    When I visit your website, I don’t want to see some disgusting face staring at me. I will come back when you remove it.

  • Hildron

    You know WinRumors, you’re really starting to suck. I go on MacRumors all of the time, and they don’t say crap like “Microsoft is suffering from…” etc. etc. If it’s a MS problem, they have that in a separate article, and they don’t put that into the same article. For example, this article has information about Windows Phone security, but you just had to throw in the Apple stuff. You really need to learn to not be such a bunch of idiots. Plus, this security issue isn’t terrible at all. Sure you can get into the OS, but you can’t even launch anything.

    • http://twitter.com/LachlanCMcLeod Lachlan C McLeod

      this is all because microsoft is hiring a new person for security..  at the same time apple is having problems with security..

    • Hildron
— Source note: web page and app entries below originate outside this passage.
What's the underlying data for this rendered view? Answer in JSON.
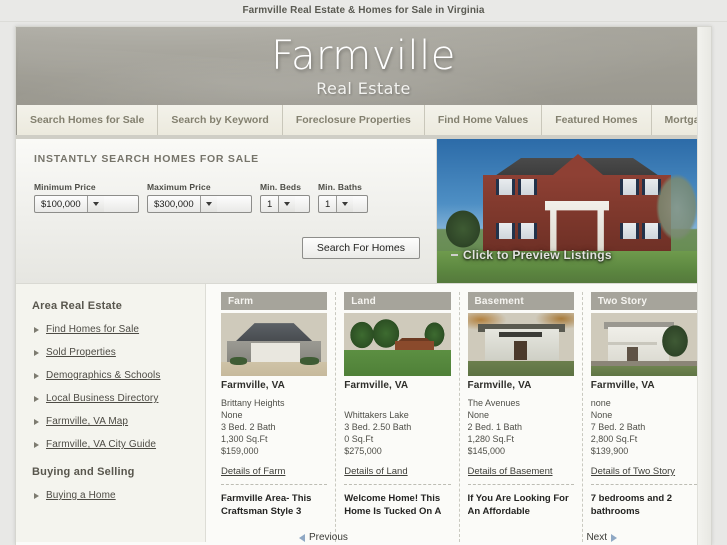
{
  "browser": {
    "page_title": "Farmville Real Estate & Homes for Sale in Virginia"
  },
  "header": {
    "brand_name": "Farmville",
    "brand_sub": "Real Estate"
  },
  "nav": {
    "items": [
      {
        "label": "Search Homes for Sale"
      },
      {
        "label": "Search by Keyword"
      },
      {
        "label": "Foreclosure Properties"
      },
      {
        "label": "Find Home Values"
      },
      {
        "label": "Featured Homes"
      },
      {
        "label": "Mortgage Info"
      }
    ]
  },
  "search_panel": {
    "heading": "INSTANTLY SEARCH HOMES FOR SALE",
    "min_price_label": "Minimum Price",
    "min_price_value": "$100,000",
    "max_price_label": "Maximum Price",
    "max_price_value": "$300,000",
    "min_beds_label": "Min. Beds",
    "min_beds_value": "1",
    "min_baths_label": "Min. Baths",
    "min_baths_value": "1",
    "submit_label": "Search For Homes"
  },
  "hero": {
    "caption": "Click to Preview Listings"
  },
  "sidebar": {
    "section1_title": "Area Real Estate",
    "section1_links": [
      {
        "label": "Find Homes for Sale"
      },
      {
        "label": "Sold Properties"
      },
      {
        "label": "Demographics & Schools"
      },
      {
        "label": "Local Business Directory"
      },
      {
        "label": "Farmville, VA Map"
      },
      {
        "label": "Farmville, VA City Guide"
      }
    ],
    "section2_title": "Buying and Selling",
    "section2_links": [
      {
        "label": "Buying a Home"
      }
    ]
  },
  "listings": [
    {
      "category": "Farm",
      "city": "Farmville, VA",
      "subdivision": "Brittany Heights",
      "extra": "None",
      "beds_baths": "3 Bed. 2 Bath",
      "sqft": "1,300 Sq.Ft",
      "price": "$159,000",
      "details_label": "Details of Farm",
      "description": "Farmville Area- This Craftsman Style 3"
    },
    {
      "category": "Land",
      "city": "Farmville, VA",
      "subdivision": "Whittakers Lake",
      "extra": "",
      "beds_baths": "3 Bed. 2.50 Bath",
      "sqft": "0 Sq.Ft",
      "price": "$275,000",
      "details_label": "Details of Land",
      "description": "Welcome Home! This Home Is Tucked On A"
    },
    {
      "category": "Basement",
      "city": "Farmville, VA",
      "subdivision": "The Avenues",
      "extra": "None",
      "beds_baths": "2 Bed. 1 Bath",
      "sqft": "1,280 Sq.Ft",
      "price": "$145,000",
      "details_label": "Details of Basement",
      "description": "If You Are Looking For An Affordable"
    },
    {
      "category": "Two Story",
      "city": "Farmville, VA",
      "subdivision": "none",
      "extra": "None",
      "beds_baths": "7 Bed. 2 Bath",
      "sqft": "2,800 Sq.Ft",
      "price": "$139,900",
      "details_label": "Details of Two Story",
      "description": "7 bedrooms and 2 bathrooms"
    }
  ],
  "pager": {
    "previous_label": "Previous",
    "next_label": "Next"
  },
  "colors": {
    "masthead": "#9e9c93",
    "nav_tab": "#f0efe6",
    "nav_text": "#83806f",
    "card_header": "#a6a49b",
    "page_bg": "#e8e8e6"
  }
}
      It’s more than just this article that WinRumors did this on. And this security problem isn’t even major.

    • Guest

      Right. All Apple security problems are minor. Go away troll.

    • http://www.facebook.com/people/Pedro-Roque/100000194503830 Pedro Roque

      I love apple trolls… they always give me a laugh

    • Guest

      I don’t know what MacRumors you go to. But the one I read is chock full of immature MS slams.

    • Just Visiting

      I see the Microsoft slams more on AppleInsider than I do on MacRumors; MacRumors is, in my experience, reports more on Android than Microsoft, if at all. 

    • http://www.winrumors.com Tom W

      So the fact you can gain access to the address book and calendar isn’t a security issue? Get real, that’s a major security hole. You can’t launch apps but spotlight search works well, major data leakage.

    • Hildron

      This is something that can easily be fixed. I am sure an update soon will help. Plus, it only happens if the auto wake function is on with a Smart Cover.

    • http://www.facebook.com/people/Jeffrey-Syang/507688178 Jeffrey Syang

      how is this irrelevant??? first this article talks about improving security on wp7 and then the security issue on ios, thus security in both mobile operating systems. To be honest, this kind of security issue is not earth-shattering, but lets face it, any security issue is still an issue. 

      However, the wording in the title is quite neutral. Definition of “suffer”: Be affected by or subject to OR Experience or be subjected to (something bad or unpleasant). Now replace “suffer” in “Apple suffers ios 5 flaw” with any of the definitions; it will become “Apple is affected by/ is subject to/ experiences/ is subjected to ios5 flaw”. Just because “suffer” has a a negative connotation, it does not mean that he used the word wrongly or grudgingly. An example of apple slamming would be “Microsoft looking to secure Windows Phone as Apple is infested by ios5′s Siri security abomination.”

      Finally, I find it amusing when hardcore apple fans laugh about security patches for windows/office/xbox  by saying stuff like “when is the next one going to be? tomorrow?”. And when something like this happens on the mac or ios, they defensively, and possibly happily, say “there will be an update/patch soon.”

    • http://www.facebook.com/people/Pedro-Roque/100000194503830 Pedro Roque

      Typical apple apologist…

    • Anonymous

      Tom uses various Apple products, Win is on his macbook. So no, Winrumors is more about reporting than click baiting. No site is more pathetic than Appleinsider or Macrumors.

  • Anonymous

    If iPhones and iPads are so insecure why is the military using them?

    • http://levelten.org tdmiller productions

      that’s a good question. 

    • Guest

      It may have to do with the fact that the military doesn’t always secure things as well as you think.    http://www.wired.com/dangerroom/2009/12/not-just-drones-militants-can-snoop-on-most-us-warplanes/

    • ZipZapRap

      insecure? I knew it! You’ve just confirmed my suspicions of iProducts and their users.

    • http://www.facebook.com/people/Pedro-Roque/100000194503830 Pedro Roque

      You mean the same military that was involved in the wikileaks debacle? They must be really good on security…

  • http://twitter.com/FelixVanOost Felix van Oost

    Great to see Microsoft taking security seriously now. If they can make the next iteration of WP as secure as a BlackBerry it might entice me to switch sides even more…